I’m in the same boat as the other people who have expressed interest in C’brook’s program. I’m also without an undergrad degree in design but looking into 2D there. Thanks for the link to the thesis work. Not knowing people’s majors there, it’s so hard to tell what people went there for. Is that good? I don’t know. New Pratt Kid, thank you for your thoughts. I’ve been thinking much the same stuff lately. It seems like the disciplines are conflating, and the line between art and design is getting so blurred that I’m not even sure it exists anymore. What am I saying, if I referred to it, then of course it exists. My point is simply that things are complicated, which makes it an exciting time to contemplate grad school. I’m hungry for something different, something new. I want to be one of those people on the scary egde of things. Are there any current students or recent alumni who can tell me more about the department?!?
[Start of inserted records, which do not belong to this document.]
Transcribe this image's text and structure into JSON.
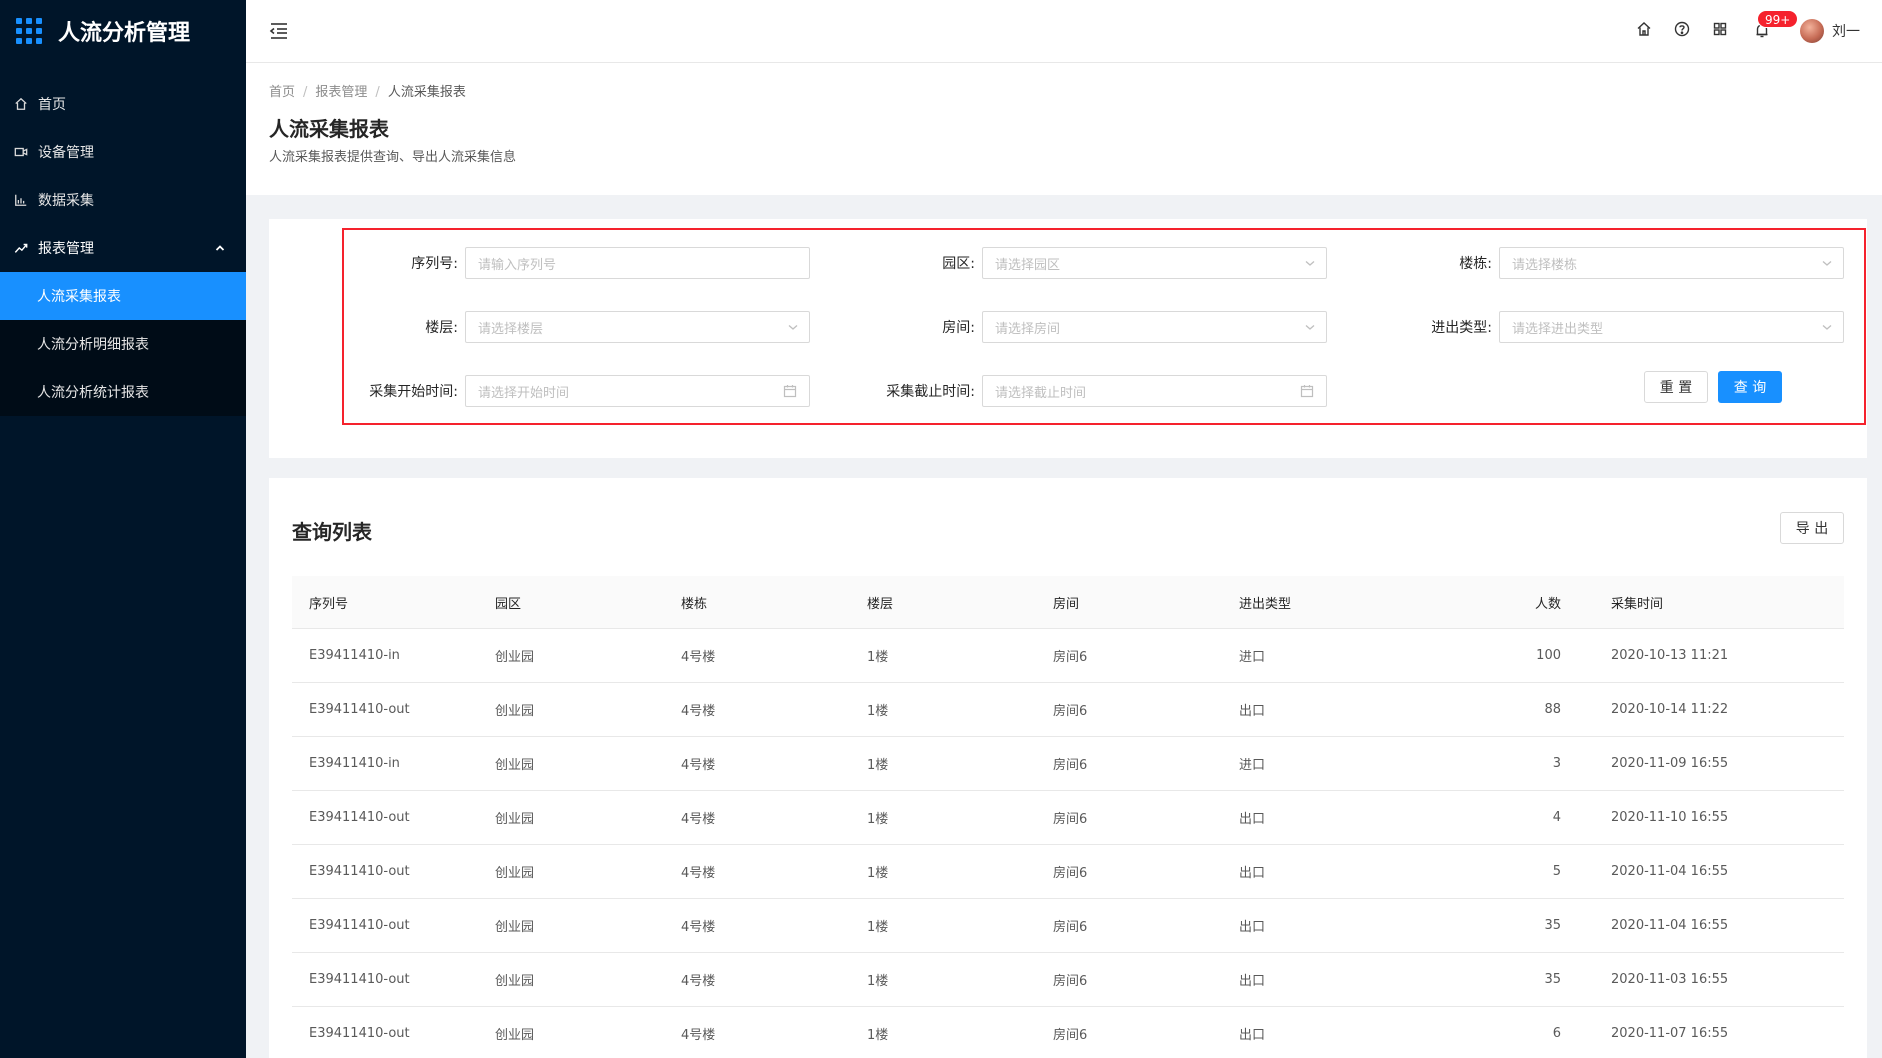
{
  "brand": {
    "title": "人流分析管理"
  },
  "sidebar": {
    "items": [
      {
        "label": "首页"
      },
      {
        "label": "设备管理"
      },
      {
        "label": "数据采集"
      },
      {
        "label": "报表管理"
      }
    ],
    "submenu": [
      {
        "label": "人流采集报表"
      },
      {
        "label": "人流分析明细报表"
      },
      {
        "label": "人流分析统计报表"
      }
    ]
  },
  "header": {
    "badge": "99+",
    "username": "刘一"
  },
  "breadcrumb": [
    "首页",
    "报表管理",
    "人流采集报表"
  ],
  "page": {
    "title": "人流采集报表",
    "subtitle": "人流采集报表提供查询、导出人流采集信息"
  },
  "filters": {
    "serial": {
      "label": "序列号:",
      "placeholder": "请输入序列号"
    },
    "park": {
      "label": "园区:",
      "placeholder": "请选择园区"
    },
    "building": {
      "label": "楼栋:",
      "placeholder": "请选择楼栋"
    },
    "floor": {
      "label": "楼层:",
      "placeholder": "请选择楼层"
    },
    "room": {
      "label": "房间:",
      "placeholder": "请选择房间"
    },
    "io_type": {
      "label": "进出类型:",
      "placeholder": "请选择进出类型"
    },
    "start_time": {
      "label": "采集开始时间:",
      "placeholder": "请选择开始时间"
    },
    "end_time": {
      "label": "采集截止时间:",
      "placeholder": "请选择截止时间"
    },
    "reset_label": "重 置",
    "query_label": "查 询"
  },
  "table": {
    "title": "查询列表",
    "export_label": "导 出",
    "columns": [
      "序列号",
      "园区",
      "楼栋",
      "楼层",
      "房间",
      "进出类型",
      "人数",
      "采集时间"
    ],
    "rows": [
      [
        "E39411410-in",
        "创业园",
        "4号楼",
        "1楼",
        "房间6",
        "进口",
        "100",
        "2020-10-13 11:21"
      ],
      [
        "E39411410-out",
        "创业园",
        "4号楼",
        "1楼",
        "房间6",
        "出口",
        "88",
        "2020-10-14 11:22"
      ],
      [
        "E39411410-in",
        "创业园",
        "4号楼",
        "1楼",
        "房间6",
        "进口",
        "3",
        "2020-11-09 16:55"
      ],
      [
        "E39411410-out",
        "创业园",
        "4号楼",
        "1楼",
        "房间6",
        "出口",
        "4",
        "2020-11-10 16:55"
      ],
      [
        "E39411410-out",
        "创业园",
        "4号楼",
        "1楼",
        "房间6",
        "出口",
        "5",
        "2020-11-04 16:55"
      ],
      [
        "E39411410-out",
        "创业园",
        "4号楼",
        "1楼",
        "房间6",
        "出口",
        "35",
        "2020-11-04 16:55"
      ],
      [
        "E39411410-out",
        "创业园",
        "4号楼",
        "1楼",
        "房间6",
        "出口",
        "35",
        "2020-11-03 16:55"
      ],
      [
        "E39411410-out",
        "创业园",
        "4号楼",
        "1楼",
        "房间6",
        "出口",
        "6",
        "2020-11-07 16:55"
      ]
    ]
  }
}
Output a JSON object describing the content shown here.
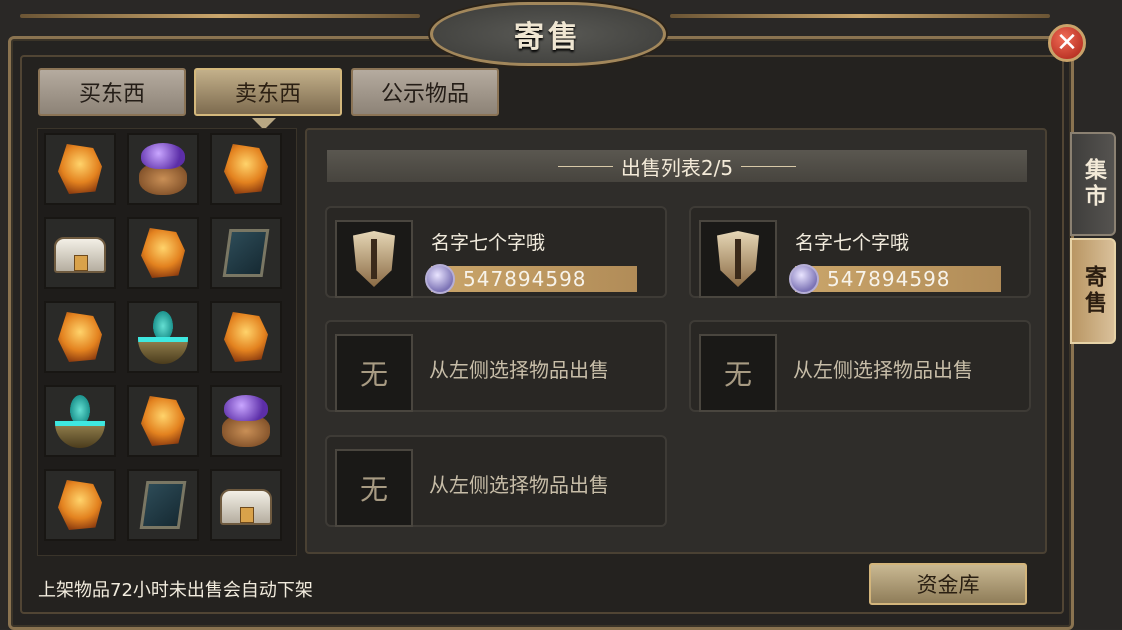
{
  "title": "寄售",
  "close_label": "✕",
  "tabs": [
    {
      "label": "买东西",
      "active": false
    },
    {
      "label": "卖东西",
      "active": true
    },
    {
      "label": "公示物品",
      "active": false
    }
  ],
  "side_tabs": [
    {
      "label": "集市",
      "active": false
    },
    {
      "label": "寄售",
      "active": true
    }
  ],
  "inventory": [
    {
      "icon": "ore-icon"
    },
    {
      "icon": "pouch-icon"
    },
    {
      "icon": "ore-icon"
    },
    {
      "icon": "chest-icon"
    },
    {
      "icon": "ore-icon"
    },
    {
      "icon": "book-icon"
    },
    {
      "icon": "ore-icon"
    },
    {
      "icon": "bowl-icon"
    },
    {
      "icon": "ore-icon"
    },
    {
      "icon": "bowl-icon"
    },
    {
      "icon": "ore-icon"
    },
    {
      "icon": "pouch-icon"
    },
    {
      "icon": "ore-icon"
    },
    {
      "icon": "book-icon"
    },
    {
      "icon": "chest-icon"
    }
  ],
  "sale_list": {
    "header": "出售列表2/5",
    "listings": [
      {
        "name": "名字七个字哦",
        "price": "547894598",
        "icon": "shield-icon"
      },
      {
        "name": "名字七个字哦",
        "price": "547894598",
        "icon": "shield-icon"
      }
    ],
    "empty_slots": [
      {
        "glyph": "无",
        "text": "从左侧选择物品出售"
      },
      {
        "glyph": "无",
        "text": "从左侧选择物品出售"
      },
      {
        "glyph": "无",
        "text": "从左侧选择物品出售"
      }
    ]
  },
  "footer": {
    "notice": "上架物品72小时未出售会自动下架",
    "fund_button": "资金库"
  },
  "colors": {
    "accent_gold": "#caa56a",
    "panel_bg": "#2f2d2a",
    "text_light": "#f1ebdd"
  }
}
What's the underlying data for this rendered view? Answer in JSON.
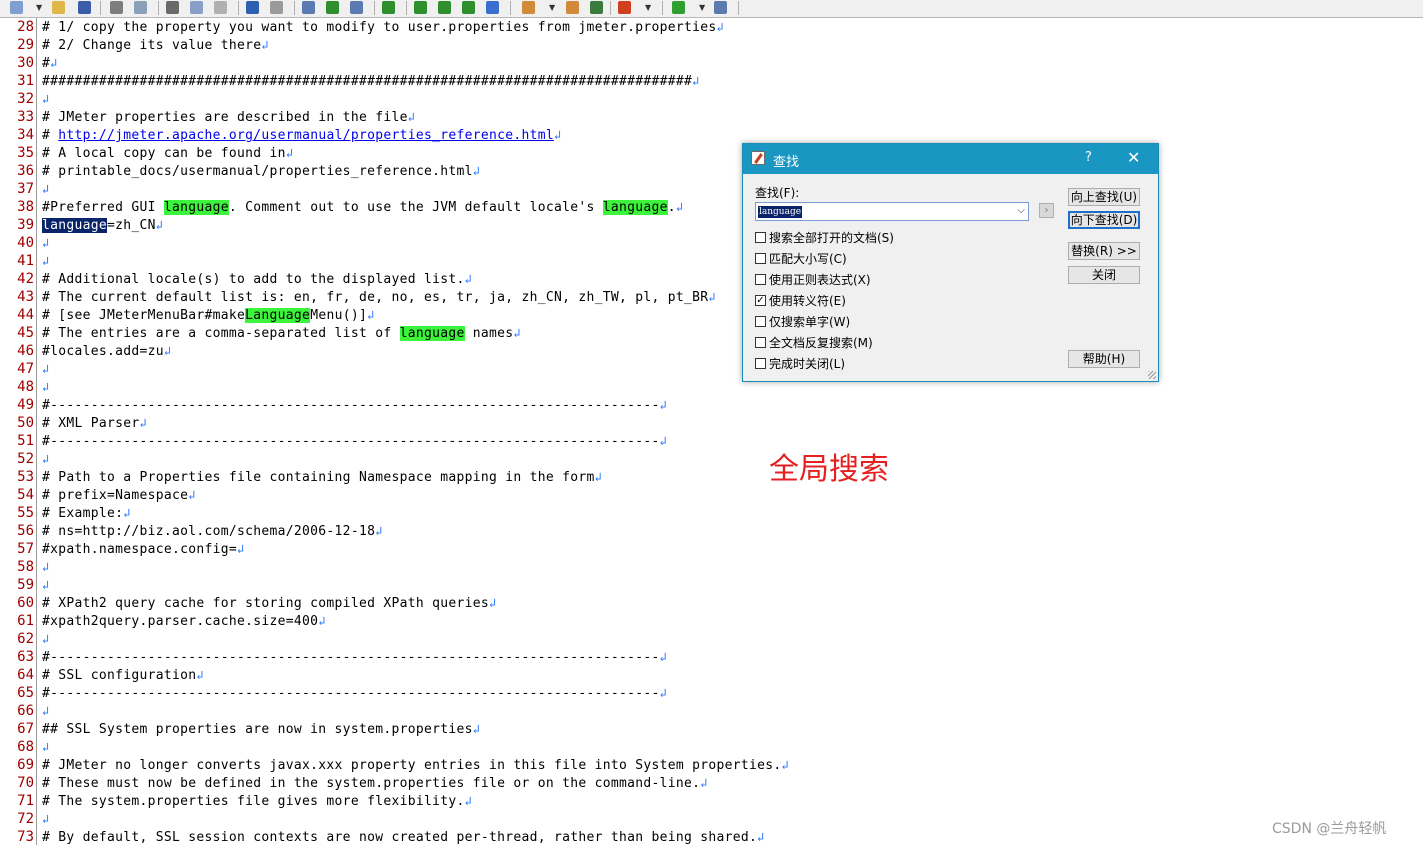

It is true that the line between art and design is becoming very blurry. If you can get a interview with Elliot I would highly suggest giving Cranbrook a strong lookif thats what your interested in. However, not to be Cliché but you need to visit the schools. If you decide to visit Cranbrook, they will give you a room to stay in and access to crits and events of any department. Everything is very open and a visit would definitely answer any questions about what the hell goes on here. The joke at Cranbrook is came in as an Architect left as a painter. People are expected to follow there passions and develop a point of view and POV is something than can be critiqued no matter what department your in.
There was a quote we had written on the chalk board in the 2d/3d design department, “Dare to be a flamboyant failure” from Malcolm McCallum. I think this says a lot about what goes on here at Cranbrook.
Heres a link to our Graduate Show gallery
Guest, thanks for that. In fact, it’s a bit troublesome to me. The one thing that worries me A LOT is what kind of position a degree from Cranbrook would put me in. Remember, I don’t have the professional undergrad degree, and as much as I admire Cranbrook and the work of many of the alumni, I worry that this degree won’t pull professional rank either. I have to seem overly practical about school, but this is definitely an issue for me, even though I try to focus on experimenting in my work and just growing creatively. Any thoughts on that?
My bad its Malcolm McLaren. Had a few drinks last night.
well, i think this wannabe student hit the nail on the head about actual credentials. i mean, great, you can get your fancy-ass degree but, for someone without a prior graphic desgn degree or prior big-time work experience, could it possibly mean much? don’t get me wrong, i absolutely adore and faithfully follow the work coming out of cranbrook, but i have to wonder about what happens to those rock-stars-in-the-making once get they graduate. maybe someone from cranbrook could provide some answesr?